You may not realize it but water can actually cause a stain on your carpet. This is called water spotting and it happens because there are minerals in the water as well as soil in the carpet and upholstery. The left over result is a water stain or water spotting. It can seem odd or even crazy to think that water which is the main component to cleaning can actually cause a stain. The stain can be hard to treat so knowing what is happening is a great start. American Hometown Services outlines what water spotting is, how it happens and how to clean it from carpets.
Spilled Water on Carpet?
Water seems to be one item that just should not stain but the outcome of dried water can leave a spot. Water is a substance that can stain and that is due to what the water also has in it. Water is full of sediment and minerals that after the water actually dries those are left behind. The sediment and minerals are on the carpet or upholstery and that can leave a spot that is unsightly. This is how you end up with water spots.
Why Does Water Stain Carpet?
Water makes up the majority of the earth’s surface and is necessary to sustain life. Water is made up of hydrogen and oxygen elements but the path that it takes to your home means it collects more along the way. The water runs through the earth such as rocks, dirt and other environments and that means it is introduced into the water. Now the main components are only part of the water you are now using to clean with. Some cities and counties also will add more to the water such as fluoride which is just another item on the list. The water can have different levels of sediment and minerals and that can lead to different types of spots.
How to Remove Water Spots from Carpet
Water spots are not a good look and you need to have a plan to treat them and remove them. One of the things that is left after the water dries are minerals. The minerals can be broken down by vinegar which is mild enough but can still end up causing damage. The interesting part about water spots is that the water once it has dried is not the issue but the left over sediment. The sediment is not something that soaks into the fibers but is usually on the surface. That means that some warm water is the best start. You can use warm water in a bottle to spritz over the area that you want to treat.
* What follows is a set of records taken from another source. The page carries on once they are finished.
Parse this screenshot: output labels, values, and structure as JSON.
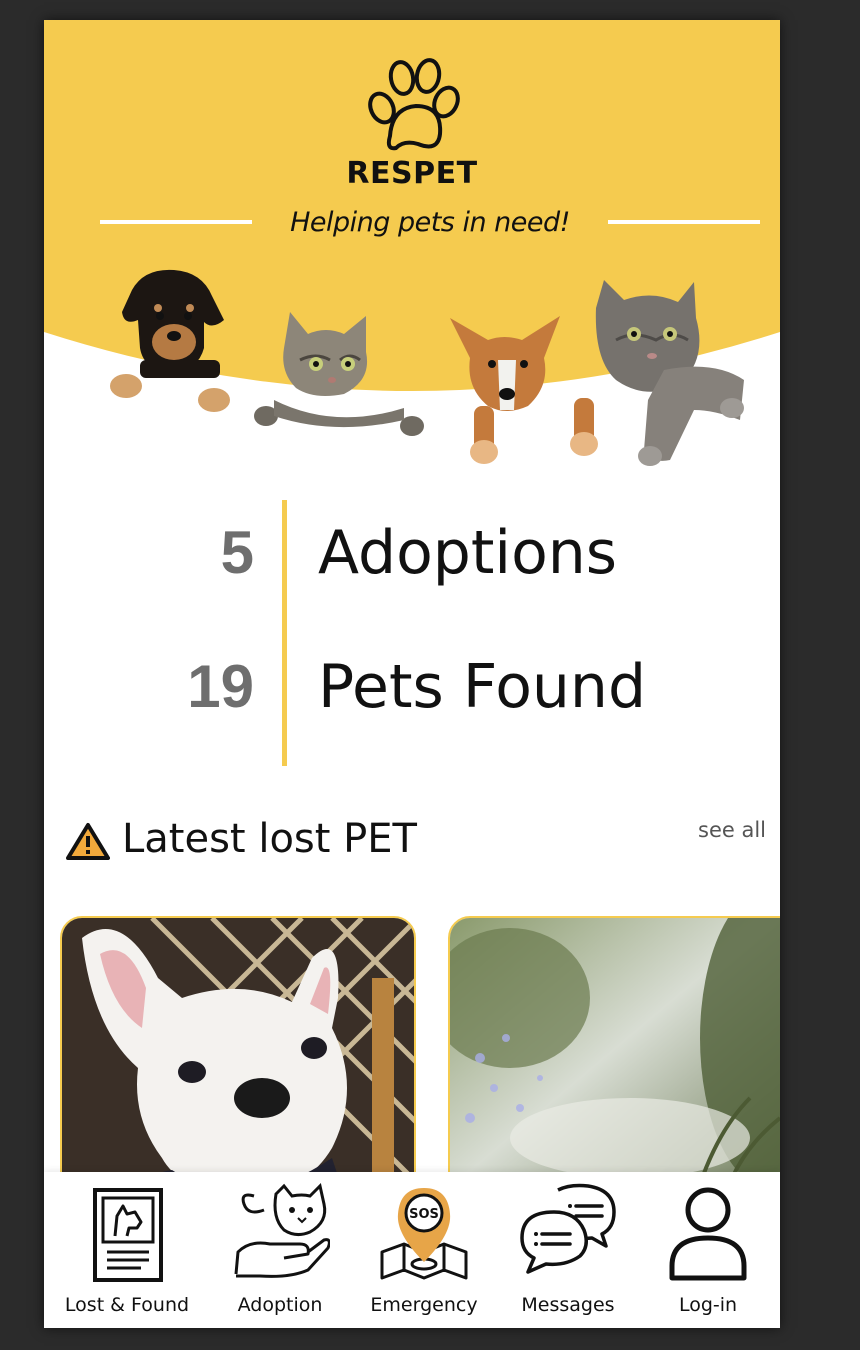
{
  "app": {
    "brand": "RESPET",
    "tagline": "Helping pets in need!"
  },
  "colors": {
    "accent": "#f5cb4f",
    "stat_number": "#6e6e6e",
    "background": "#ffffff",
    "frame": "#2b2b2b"
  },
  "stats": [
    {
      "value": "5",
      "label": "Adoptions"
    },
    {
      "value": "19",
      "label": "Pets Found"
    }
  ],
  "latest_lost": {
    "title": "Latest lost PET",
    "see_all": "see all",
    "icon": "warning-icon"
  },
  "bottom_nav": [
    {
      "label": "Lost & Found",
      "icon": "lost-found-poster-icon"
    },
    {
      "label": "Adoption",
      "icon": "adoption-hand-cat-icon"
    },
    {
      "label": "Emergency",
      "icon": "sos-map-pin-icon"
    },
    {
      "label": "Messages",
      "icon": "chat-bubbles-icon"
    },
    {
      "label": "Log-in",
      "icon": "user-icon"
    }
  ]
}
Once it has been sprayed you can agitate the area with a brush or your hand. This will pull the sediment away from the fibers. You can then use a wet dry vacuum on the area. The vacuum will pull up the rest of the spot.